*WORK INSTRUCTION*:
Count the lines below that include "this". Only the number should be given.

*DATASET*:
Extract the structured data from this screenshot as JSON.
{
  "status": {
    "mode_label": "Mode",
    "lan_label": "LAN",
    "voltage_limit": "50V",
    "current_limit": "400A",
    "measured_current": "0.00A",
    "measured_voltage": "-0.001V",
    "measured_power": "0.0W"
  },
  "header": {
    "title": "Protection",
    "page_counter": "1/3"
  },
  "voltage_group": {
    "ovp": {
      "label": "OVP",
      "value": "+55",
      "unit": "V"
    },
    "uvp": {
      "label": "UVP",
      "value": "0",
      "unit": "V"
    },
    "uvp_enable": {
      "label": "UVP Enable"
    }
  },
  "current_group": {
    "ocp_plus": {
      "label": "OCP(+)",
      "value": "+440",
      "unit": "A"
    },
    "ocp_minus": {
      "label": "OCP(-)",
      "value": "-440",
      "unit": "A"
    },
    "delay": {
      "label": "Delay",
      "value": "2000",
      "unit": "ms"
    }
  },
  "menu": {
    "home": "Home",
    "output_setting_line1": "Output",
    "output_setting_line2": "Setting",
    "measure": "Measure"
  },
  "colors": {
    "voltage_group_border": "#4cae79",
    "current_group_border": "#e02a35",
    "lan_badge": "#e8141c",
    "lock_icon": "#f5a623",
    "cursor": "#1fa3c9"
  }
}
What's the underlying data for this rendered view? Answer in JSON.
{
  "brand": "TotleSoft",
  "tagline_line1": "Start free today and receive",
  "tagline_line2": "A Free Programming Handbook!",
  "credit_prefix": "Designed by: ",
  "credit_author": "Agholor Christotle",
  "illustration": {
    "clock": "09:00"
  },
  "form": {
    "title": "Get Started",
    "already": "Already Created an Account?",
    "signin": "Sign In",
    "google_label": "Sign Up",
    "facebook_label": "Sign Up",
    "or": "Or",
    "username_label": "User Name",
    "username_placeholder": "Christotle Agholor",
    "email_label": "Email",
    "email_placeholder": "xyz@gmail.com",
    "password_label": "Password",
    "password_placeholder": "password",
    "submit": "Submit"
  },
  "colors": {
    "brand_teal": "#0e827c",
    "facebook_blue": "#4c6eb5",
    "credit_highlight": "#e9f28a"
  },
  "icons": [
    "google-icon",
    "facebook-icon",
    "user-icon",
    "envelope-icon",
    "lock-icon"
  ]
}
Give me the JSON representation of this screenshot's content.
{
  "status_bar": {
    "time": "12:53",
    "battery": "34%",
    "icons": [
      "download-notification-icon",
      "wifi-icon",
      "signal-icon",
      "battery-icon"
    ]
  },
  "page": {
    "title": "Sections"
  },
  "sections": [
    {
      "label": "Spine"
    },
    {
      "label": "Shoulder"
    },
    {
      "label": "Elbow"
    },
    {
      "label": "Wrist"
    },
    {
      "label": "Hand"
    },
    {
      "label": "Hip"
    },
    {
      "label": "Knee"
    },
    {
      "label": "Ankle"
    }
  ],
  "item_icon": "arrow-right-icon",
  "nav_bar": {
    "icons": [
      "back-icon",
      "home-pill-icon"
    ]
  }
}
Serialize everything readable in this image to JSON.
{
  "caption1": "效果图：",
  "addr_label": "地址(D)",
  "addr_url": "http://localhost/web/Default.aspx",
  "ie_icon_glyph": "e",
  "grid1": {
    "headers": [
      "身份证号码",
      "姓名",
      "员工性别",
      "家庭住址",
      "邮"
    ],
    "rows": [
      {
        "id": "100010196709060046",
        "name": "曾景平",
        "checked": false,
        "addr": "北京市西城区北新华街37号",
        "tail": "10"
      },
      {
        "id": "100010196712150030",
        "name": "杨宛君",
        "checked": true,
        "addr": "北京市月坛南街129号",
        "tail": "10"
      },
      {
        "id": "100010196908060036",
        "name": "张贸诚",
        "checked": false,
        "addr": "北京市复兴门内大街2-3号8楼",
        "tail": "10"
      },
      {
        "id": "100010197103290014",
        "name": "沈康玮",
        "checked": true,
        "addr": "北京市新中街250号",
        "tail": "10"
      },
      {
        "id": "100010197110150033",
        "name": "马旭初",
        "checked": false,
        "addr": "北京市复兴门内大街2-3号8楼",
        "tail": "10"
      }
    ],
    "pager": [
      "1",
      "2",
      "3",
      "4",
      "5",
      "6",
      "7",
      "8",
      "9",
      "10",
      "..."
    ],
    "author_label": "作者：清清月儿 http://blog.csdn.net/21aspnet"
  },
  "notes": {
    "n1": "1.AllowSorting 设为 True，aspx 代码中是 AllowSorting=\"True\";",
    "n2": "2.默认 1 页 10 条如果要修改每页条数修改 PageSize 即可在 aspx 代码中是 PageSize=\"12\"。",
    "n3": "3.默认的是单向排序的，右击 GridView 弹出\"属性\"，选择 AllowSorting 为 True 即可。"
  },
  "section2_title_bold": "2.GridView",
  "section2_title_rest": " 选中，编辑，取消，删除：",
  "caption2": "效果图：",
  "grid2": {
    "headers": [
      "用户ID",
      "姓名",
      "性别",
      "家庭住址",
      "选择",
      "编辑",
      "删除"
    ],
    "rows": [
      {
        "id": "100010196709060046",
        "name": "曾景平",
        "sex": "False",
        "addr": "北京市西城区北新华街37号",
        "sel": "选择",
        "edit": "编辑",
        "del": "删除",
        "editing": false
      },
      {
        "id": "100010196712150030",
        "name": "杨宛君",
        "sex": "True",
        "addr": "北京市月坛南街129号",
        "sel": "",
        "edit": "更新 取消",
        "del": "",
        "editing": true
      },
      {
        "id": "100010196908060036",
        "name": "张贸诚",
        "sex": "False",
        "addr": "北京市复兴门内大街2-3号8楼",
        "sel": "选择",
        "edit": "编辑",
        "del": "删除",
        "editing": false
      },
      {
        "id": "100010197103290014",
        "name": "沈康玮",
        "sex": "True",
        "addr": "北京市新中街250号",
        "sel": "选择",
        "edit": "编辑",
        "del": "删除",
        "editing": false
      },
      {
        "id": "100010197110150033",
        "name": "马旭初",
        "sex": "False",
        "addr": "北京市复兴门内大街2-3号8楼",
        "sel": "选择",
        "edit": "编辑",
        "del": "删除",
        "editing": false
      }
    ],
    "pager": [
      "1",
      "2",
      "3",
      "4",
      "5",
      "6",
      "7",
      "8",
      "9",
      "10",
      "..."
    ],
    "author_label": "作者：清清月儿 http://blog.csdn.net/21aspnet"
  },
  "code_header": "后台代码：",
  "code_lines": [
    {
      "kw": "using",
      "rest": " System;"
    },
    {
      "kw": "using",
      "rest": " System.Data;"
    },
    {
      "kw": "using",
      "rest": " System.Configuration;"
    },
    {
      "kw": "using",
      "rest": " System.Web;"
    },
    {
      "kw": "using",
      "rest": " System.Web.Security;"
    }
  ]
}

*ANSWER TO THE EXERCISE*:
4